Website and app data records:
= = = = = = =

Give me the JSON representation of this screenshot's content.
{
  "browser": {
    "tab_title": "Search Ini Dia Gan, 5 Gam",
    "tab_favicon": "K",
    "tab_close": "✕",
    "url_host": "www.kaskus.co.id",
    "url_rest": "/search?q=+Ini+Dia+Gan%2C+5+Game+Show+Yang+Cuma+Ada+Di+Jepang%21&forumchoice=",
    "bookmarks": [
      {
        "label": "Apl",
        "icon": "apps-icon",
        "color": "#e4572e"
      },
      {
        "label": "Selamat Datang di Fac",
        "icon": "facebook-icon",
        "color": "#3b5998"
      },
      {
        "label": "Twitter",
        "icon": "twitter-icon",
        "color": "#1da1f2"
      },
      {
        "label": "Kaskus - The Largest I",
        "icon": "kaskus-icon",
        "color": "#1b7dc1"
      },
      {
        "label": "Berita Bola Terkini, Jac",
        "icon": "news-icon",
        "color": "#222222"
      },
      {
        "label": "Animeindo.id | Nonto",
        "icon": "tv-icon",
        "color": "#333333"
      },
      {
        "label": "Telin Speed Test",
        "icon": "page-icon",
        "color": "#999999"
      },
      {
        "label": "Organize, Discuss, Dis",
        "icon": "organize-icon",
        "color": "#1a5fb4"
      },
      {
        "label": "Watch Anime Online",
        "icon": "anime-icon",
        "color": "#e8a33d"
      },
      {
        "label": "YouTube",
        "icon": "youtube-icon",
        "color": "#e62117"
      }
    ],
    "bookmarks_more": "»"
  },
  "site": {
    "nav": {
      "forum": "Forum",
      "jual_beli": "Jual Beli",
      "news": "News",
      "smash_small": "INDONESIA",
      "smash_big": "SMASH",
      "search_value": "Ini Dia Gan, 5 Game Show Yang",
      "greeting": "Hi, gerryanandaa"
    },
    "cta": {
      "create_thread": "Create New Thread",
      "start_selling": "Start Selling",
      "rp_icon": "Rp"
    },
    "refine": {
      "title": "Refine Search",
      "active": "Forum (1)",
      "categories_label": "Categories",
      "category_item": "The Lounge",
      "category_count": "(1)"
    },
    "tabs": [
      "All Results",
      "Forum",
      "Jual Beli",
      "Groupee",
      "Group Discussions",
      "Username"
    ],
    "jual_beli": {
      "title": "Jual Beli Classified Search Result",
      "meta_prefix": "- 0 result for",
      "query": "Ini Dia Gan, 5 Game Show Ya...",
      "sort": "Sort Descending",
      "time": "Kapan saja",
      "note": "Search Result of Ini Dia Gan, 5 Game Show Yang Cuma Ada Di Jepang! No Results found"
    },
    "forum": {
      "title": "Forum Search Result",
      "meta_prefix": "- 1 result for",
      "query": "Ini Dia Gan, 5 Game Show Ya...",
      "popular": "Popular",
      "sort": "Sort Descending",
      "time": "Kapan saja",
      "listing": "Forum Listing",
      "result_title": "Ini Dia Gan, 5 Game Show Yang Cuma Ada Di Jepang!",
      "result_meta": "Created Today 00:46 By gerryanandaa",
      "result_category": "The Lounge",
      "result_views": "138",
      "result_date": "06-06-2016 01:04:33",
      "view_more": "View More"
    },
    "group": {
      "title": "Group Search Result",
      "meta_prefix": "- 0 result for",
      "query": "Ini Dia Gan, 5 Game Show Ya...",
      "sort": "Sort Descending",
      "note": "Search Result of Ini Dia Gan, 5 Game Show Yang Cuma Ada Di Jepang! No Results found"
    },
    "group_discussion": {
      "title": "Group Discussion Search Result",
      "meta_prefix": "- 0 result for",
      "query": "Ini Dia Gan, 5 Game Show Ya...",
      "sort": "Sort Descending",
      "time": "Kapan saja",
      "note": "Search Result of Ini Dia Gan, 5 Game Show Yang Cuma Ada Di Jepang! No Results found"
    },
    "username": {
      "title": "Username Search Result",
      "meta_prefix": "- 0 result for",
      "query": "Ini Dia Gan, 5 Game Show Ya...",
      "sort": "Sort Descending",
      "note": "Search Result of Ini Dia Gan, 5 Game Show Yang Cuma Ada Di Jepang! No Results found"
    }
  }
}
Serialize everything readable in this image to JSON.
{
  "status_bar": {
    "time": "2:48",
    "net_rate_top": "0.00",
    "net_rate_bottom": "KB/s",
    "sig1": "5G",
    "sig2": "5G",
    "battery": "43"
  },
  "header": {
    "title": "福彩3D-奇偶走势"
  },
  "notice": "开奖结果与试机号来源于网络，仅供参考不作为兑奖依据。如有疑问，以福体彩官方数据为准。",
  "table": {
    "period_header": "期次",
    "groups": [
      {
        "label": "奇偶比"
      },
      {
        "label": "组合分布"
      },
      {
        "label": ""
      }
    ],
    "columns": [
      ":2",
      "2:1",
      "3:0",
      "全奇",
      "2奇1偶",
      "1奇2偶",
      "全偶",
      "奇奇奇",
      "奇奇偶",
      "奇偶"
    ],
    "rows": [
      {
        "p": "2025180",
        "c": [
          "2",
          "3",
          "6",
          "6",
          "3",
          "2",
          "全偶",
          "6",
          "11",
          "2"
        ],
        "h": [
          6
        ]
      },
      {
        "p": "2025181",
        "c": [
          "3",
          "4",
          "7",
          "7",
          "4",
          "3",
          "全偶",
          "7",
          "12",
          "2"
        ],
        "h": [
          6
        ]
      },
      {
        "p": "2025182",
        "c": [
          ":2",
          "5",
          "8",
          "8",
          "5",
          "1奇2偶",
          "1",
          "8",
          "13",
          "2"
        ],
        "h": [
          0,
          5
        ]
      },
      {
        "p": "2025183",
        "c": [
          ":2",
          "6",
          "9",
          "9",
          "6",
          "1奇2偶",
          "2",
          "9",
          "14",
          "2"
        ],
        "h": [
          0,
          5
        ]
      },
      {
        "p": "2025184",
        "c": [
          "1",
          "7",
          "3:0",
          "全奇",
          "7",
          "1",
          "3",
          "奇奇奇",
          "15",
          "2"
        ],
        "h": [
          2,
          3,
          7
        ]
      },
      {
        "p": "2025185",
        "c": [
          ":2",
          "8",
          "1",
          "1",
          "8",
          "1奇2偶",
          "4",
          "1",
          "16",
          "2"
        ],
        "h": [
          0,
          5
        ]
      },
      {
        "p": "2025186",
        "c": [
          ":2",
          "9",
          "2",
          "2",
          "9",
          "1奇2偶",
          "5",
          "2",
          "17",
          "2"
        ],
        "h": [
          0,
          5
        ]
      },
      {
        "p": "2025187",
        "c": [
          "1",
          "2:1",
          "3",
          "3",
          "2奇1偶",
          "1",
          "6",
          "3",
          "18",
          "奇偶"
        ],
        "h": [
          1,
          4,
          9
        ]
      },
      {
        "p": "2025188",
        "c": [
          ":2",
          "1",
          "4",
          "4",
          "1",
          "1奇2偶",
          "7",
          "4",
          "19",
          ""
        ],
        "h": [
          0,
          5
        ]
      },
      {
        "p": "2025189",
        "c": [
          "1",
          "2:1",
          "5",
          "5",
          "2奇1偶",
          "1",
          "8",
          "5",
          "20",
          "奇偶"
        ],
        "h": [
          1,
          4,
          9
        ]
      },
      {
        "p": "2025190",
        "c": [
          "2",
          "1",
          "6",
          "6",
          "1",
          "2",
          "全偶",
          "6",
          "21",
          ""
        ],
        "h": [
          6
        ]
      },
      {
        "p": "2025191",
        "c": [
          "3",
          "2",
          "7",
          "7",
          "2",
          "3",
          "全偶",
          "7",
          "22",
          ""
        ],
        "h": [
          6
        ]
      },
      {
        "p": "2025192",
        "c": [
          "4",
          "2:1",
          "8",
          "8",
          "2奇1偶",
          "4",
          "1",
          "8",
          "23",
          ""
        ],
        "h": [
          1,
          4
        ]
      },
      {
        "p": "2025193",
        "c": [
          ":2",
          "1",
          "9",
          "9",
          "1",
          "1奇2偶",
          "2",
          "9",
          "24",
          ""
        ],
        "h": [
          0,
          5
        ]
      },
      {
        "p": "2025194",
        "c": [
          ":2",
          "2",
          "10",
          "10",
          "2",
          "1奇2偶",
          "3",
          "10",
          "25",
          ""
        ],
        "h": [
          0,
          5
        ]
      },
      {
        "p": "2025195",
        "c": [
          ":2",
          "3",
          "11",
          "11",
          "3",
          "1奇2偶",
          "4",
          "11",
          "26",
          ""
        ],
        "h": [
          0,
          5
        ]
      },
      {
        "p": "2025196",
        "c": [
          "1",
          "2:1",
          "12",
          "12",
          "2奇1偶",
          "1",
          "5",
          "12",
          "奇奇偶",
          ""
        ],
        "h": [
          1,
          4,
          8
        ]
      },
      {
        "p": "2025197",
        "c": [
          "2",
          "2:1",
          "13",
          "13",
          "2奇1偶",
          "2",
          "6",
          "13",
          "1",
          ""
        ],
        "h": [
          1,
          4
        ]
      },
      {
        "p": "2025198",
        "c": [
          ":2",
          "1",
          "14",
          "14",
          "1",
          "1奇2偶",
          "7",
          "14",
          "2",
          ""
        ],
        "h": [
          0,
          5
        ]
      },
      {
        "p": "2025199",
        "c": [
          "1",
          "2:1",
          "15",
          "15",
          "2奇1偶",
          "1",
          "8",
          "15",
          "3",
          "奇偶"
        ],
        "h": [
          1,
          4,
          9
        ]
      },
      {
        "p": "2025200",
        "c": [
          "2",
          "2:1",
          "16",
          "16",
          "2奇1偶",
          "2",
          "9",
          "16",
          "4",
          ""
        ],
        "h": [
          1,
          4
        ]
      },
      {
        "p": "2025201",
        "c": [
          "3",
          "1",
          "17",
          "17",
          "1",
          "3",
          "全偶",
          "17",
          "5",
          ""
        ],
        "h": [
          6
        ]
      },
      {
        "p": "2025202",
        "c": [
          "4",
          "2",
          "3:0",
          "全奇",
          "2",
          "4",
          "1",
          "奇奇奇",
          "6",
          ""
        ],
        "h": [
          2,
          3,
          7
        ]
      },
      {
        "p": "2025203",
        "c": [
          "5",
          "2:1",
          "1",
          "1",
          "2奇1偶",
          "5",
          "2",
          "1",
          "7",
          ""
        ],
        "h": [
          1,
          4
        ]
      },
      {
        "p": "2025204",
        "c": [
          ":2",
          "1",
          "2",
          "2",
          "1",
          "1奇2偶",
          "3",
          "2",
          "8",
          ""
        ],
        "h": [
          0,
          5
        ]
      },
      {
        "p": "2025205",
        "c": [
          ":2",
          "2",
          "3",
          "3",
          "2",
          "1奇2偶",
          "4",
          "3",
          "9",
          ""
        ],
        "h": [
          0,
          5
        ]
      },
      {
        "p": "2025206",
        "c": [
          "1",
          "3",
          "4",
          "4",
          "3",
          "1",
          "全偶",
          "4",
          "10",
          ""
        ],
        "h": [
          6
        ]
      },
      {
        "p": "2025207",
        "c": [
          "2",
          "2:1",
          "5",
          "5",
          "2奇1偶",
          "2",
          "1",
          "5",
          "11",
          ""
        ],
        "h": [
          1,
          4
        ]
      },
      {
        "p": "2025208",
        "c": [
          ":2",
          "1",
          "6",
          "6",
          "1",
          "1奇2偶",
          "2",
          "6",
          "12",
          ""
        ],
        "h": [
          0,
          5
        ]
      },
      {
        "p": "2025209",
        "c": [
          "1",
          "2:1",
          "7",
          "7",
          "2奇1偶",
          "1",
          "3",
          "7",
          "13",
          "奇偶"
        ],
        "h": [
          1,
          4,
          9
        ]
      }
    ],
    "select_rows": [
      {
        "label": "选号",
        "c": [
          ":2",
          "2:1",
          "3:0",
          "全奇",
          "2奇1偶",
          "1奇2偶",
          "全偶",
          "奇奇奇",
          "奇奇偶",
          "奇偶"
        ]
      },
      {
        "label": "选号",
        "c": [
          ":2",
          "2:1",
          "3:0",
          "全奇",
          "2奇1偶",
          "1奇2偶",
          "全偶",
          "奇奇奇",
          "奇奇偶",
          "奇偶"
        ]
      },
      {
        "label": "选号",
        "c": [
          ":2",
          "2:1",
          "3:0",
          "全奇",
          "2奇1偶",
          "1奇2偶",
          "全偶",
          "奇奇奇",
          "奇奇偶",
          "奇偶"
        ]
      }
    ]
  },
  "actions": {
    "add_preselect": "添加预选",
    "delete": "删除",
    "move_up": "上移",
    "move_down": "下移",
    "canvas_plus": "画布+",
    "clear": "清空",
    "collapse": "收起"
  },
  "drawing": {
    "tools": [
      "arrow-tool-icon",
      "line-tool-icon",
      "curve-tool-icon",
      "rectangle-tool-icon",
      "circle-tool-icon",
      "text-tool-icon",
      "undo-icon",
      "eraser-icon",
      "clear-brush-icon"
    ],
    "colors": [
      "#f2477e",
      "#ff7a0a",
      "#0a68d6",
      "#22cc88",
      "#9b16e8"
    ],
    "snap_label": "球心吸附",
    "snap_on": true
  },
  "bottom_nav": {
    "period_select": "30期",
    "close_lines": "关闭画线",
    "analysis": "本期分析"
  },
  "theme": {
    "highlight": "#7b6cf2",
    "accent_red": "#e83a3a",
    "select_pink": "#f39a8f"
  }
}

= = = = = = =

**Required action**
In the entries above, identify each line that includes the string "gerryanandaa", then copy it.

**Answer to this exercise**
      "greeting": "Hi, gerryanandaa"
      "result_meta": "Created Today 00:46 By gerryanandaa",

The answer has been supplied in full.